→ **Aim of the exercise**
Report how many lines in the records below hold "facebook", with no other output.

→ **Provided records**

═══

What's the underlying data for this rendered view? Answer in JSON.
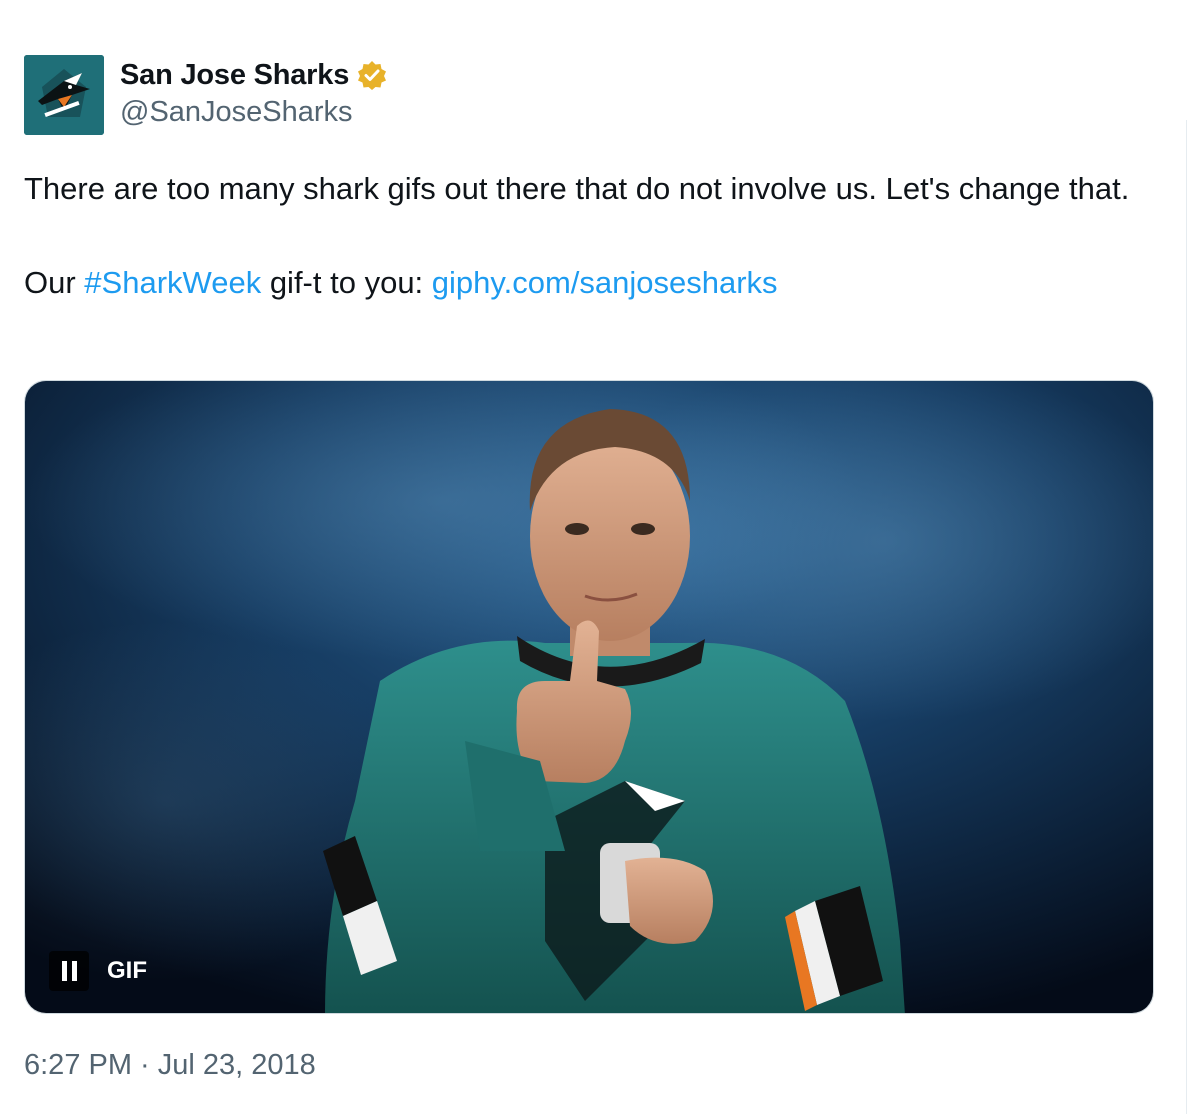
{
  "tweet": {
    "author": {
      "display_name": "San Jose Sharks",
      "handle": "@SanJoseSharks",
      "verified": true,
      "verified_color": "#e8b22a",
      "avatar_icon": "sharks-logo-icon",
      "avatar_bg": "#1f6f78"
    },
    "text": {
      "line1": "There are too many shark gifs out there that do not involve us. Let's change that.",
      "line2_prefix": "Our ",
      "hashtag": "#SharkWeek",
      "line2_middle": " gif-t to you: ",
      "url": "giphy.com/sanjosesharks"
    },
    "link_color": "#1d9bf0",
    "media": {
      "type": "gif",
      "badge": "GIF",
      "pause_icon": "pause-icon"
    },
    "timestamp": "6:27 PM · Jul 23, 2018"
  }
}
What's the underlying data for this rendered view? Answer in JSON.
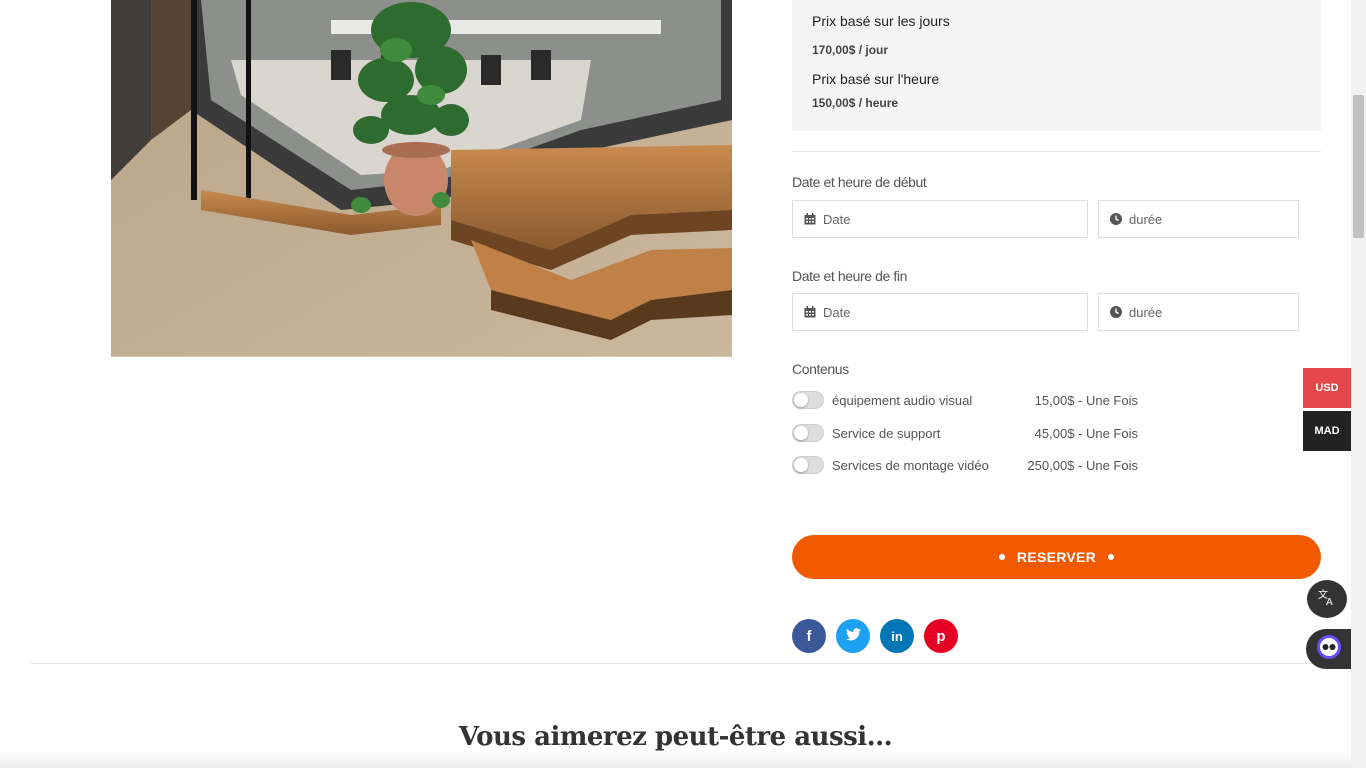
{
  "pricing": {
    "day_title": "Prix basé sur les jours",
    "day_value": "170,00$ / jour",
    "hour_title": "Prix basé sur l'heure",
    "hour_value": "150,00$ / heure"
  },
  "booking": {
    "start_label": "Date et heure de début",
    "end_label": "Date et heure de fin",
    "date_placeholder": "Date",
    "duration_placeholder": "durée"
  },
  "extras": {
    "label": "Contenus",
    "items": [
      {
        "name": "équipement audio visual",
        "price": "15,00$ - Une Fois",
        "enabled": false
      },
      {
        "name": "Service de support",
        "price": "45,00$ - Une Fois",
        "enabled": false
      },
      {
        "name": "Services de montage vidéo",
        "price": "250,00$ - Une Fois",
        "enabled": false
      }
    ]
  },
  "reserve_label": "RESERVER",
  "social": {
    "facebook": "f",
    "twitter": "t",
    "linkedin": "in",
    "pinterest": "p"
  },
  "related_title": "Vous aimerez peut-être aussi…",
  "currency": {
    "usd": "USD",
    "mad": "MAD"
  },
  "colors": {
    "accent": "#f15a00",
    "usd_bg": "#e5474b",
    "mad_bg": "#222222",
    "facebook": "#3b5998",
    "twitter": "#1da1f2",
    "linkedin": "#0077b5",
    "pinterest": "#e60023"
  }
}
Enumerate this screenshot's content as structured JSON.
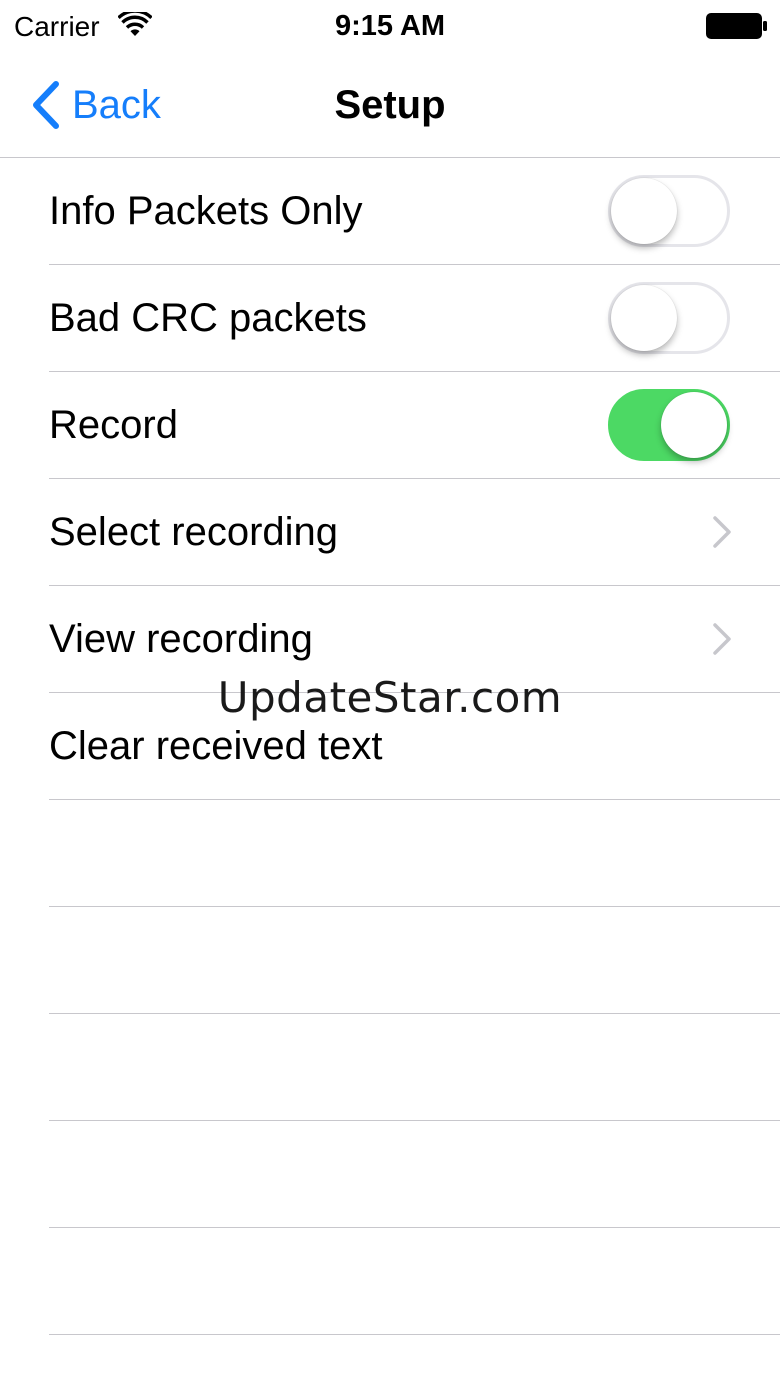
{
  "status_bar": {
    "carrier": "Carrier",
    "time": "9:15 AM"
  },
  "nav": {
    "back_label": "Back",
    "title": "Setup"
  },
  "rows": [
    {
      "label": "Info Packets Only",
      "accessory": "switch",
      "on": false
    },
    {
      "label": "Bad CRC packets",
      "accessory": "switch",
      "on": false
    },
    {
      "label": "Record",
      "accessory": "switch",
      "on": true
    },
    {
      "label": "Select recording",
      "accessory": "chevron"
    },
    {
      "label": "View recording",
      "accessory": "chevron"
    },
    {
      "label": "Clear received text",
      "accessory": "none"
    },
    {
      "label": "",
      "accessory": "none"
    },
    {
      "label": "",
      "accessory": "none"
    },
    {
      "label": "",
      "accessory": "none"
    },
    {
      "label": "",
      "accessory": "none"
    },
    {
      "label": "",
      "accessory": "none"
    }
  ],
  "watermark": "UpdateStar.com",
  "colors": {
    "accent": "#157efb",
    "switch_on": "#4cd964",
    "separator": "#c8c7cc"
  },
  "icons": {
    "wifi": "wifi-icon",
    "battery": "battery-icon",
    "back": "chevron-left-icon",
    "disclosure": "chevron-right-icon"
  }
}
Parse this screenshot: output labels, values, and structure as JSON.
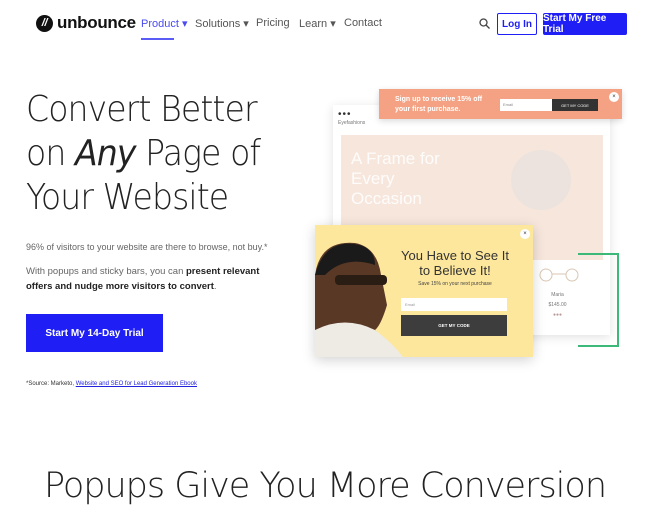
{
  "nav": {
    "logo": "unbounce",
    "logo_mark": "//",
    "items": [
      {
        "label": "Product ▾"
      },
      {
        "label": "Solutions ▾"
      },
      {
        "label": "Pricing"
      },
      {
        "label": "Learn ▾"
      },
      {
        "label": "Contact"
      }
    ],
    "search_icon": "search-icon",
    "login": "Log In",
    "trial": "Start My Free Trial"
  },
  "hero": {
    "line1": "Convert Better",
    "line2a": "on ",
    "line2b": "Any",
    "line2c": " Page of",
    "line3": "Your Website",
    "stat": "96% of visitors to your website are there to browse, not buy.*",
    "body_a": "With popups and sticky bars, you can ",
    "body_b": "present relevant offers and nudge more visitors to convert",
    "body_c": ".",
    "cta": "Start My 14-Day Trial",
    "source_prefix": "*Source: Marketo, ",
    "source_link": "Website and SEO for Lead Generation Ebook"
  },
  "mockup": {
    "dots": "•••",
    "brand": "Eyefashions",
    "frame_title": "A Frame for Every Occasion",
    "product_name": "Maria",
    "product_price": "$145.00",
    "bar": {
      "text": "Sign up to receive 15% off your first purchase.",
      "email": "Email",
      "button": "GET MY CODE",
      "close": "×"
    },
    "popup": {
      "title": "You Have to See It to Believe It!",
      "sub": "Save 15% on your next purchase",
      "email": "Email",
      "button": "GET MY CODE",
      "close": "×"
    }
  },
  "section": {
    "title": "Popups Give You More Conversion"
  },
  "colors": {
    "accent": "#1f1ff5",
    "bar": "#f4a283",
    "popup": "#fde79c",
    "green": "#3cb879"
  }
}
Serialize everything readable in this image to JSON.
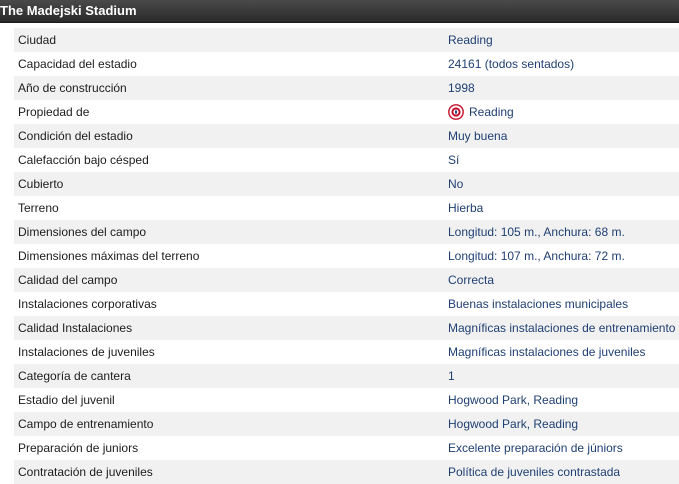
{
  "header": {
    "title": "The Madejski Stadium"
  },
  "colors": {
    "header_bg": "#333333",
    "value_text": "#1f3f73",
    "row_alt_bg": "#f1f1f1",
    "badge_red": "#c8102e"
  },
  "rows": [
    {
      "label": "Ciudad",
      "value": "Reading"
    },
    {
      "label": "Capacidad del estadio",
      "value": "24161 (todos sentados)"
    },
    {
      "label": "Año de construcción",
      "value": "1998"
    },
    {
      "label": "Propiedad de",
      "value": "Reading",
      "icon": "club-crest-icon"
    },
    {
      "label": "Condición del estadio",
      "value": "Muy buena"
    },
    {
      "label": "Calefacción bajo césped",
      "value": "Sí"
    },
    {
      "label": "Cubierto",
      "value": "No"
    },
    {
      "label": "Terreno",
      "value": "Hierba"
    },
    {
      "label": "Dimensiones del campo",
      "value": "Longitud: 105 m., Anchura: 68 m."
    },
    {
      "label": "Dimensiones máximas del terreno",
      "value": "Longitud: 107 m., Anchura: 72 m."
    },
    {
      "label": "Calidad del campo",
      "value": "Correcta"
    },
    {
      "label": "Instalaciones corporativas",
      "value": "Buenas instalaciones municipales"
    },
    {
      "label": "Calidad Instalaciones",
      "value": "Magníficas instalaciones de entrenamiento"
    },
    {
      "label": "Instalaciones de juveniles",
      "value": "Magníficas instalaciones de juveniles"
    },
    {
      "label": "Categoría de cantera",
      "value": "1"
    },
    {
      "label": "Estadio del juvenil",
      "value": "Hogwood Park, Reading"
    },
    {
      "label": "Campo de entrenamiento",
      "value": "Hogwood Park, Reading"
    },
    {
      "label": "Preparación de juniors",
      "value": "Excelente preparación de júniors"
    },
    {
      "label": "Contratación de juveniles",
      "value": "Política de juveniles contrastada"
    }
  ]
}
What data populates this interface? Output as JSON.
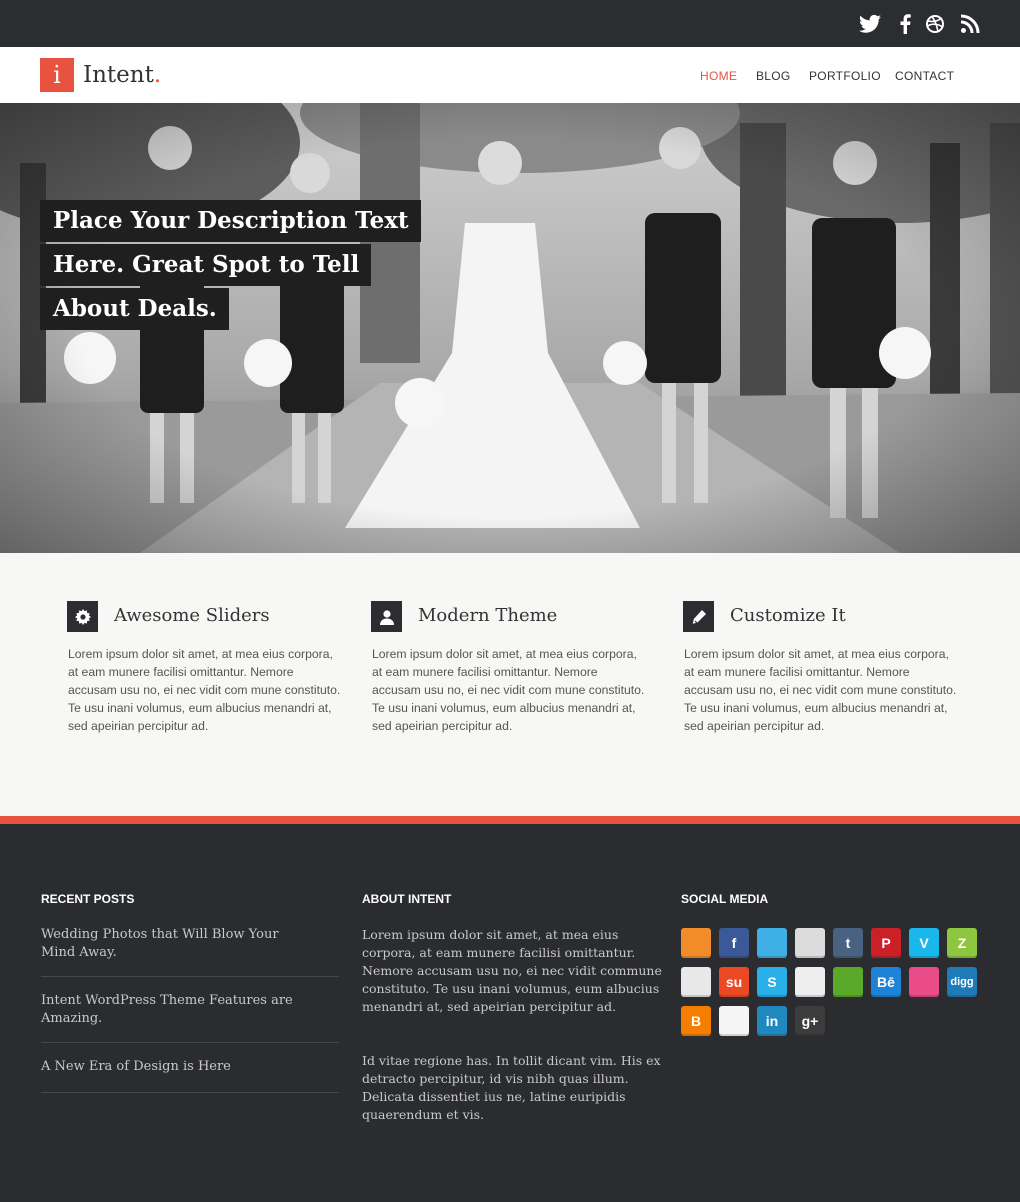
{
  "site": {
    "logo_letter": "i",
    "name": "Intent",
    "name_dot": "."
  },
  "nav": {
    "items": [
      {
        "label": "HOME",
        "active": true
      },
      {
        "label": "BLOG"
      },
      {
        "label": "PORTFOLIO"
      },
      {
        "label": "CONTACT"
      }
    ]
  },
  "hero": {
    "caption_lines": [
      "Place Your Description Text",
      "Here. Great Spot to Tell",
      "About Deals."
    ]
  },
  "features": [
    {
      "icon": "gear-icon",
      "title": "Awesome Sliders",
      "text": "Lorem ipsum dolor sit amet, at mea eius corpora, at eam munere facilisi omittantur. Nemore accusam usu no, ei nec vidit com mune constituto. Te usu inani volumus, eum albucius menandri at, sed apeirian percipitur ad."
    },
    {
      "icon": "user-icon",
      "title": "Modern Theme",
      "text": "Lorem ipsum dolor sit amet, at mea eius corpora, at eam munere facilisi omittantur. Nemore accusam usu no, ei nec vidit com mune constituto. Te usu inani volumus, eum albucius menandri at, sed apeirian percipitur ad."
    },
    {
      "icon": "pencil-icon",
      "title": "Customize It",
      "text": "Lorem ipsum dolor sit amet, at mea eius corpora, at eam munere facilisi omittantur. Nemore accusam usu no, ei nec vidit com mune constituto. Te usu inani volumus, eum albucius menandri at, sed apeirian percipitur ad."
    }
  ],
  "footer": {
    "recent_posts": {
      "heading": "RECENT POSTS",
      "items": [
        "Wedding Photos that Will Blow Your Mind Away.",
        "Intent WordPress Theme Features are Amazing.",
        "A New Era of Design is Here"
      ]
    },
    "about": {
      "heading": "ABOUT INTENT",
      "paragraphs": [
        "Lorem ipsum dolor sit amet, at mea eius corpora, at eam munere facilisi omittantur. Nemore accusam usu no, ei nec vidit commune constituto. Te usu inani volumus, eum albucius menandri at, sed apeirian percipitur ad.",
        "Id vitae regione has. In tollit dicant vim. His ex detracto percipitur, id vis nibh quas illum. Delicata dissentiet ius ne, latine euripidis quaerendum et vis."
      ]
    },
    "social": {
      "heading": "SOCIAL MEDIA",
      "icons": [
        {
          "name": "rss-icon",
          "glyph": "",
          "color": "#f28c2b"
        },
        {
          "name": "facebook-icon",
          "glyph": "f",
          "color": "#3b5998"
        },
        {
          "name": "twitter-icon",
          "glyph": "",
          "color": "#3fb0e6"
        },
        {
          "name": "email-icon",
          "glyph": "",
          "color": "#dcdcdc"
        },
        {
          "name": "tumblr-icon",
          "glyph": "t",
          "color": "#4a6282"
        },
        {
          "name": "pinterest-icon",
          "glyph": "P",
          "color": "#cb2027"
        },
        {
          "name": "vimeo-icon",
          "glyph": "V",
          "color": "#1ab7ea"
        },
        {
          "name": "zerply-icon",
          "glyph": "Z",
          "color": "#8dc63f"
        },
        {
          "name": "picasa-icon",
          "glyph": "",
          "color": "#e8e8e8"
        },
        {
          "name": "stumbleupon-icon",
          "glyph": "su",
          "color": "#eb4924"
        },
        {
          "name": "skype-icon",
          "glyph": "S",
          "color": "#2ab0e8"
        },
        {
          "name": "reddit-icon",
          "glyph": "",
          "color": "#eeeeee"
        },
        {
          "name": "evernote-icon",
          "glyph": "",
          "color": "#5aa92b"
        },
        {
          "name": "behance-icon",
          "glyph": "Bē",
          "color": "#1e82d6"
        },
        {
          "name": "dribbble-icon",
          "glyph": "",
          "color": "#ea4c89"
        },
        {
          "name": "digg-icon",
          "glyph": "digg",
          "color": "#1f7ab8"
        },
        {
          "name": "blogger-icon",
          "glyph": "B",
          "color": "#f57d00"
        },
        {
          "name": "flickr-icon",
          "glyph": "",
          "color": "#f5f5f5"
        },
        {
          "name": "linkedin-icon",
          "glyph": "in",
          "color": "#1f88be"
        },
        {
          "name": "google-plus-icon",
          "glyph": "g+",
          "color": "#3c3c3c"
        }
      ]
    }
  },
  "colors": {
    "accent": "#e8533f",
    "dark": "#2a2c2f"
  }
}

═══

→ **Reply**
3